Start of The data

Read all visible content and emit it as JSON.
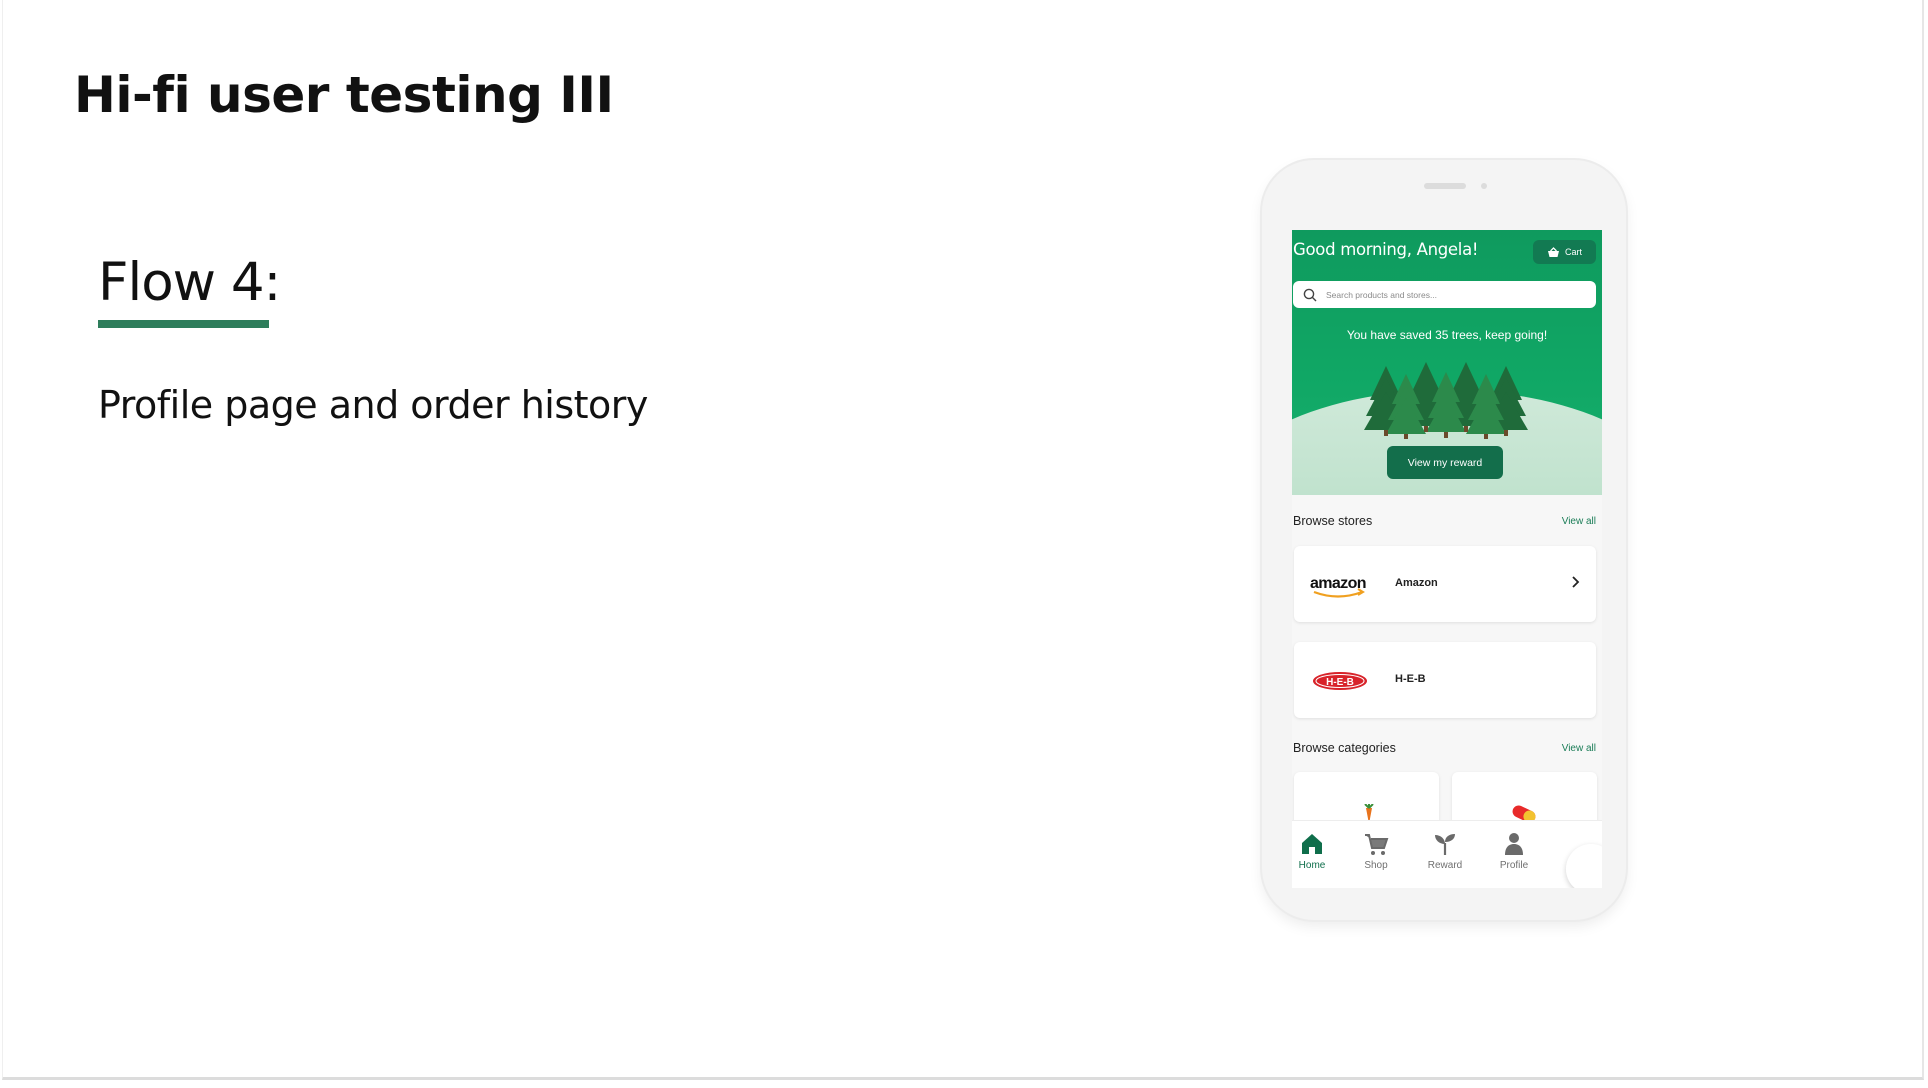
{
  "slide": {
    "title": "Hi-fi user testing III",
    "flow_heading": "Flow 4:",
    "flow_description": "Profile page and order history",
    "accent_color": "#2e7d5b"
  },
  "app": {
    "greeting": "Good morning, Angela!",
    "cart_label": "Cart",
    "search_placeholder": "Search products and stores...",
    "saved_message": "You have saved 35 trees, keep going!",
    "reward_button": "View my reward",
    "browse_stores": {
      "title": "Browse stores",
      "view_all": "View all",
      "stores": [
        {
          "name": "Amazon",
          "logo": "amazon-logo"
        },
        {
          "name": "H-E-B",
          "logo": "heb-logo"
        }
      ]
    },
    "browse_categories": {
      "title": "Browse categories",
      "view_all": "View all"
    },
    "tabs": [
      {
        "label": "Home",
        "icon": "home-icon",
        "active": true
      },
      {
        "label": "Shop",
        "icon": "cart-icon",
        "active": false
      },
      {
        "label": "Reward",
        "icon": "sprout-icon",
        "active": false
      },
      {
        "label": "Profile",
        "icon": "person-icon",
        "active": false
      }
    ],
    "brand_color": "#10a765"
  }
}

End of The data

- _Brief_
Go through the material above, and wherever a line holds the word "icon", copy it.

- _Response to the task_
        "icon": "home-icon",
        "icon": "cart-icon",
        "icon": "sprout-icon",
        "icon": "person-icon",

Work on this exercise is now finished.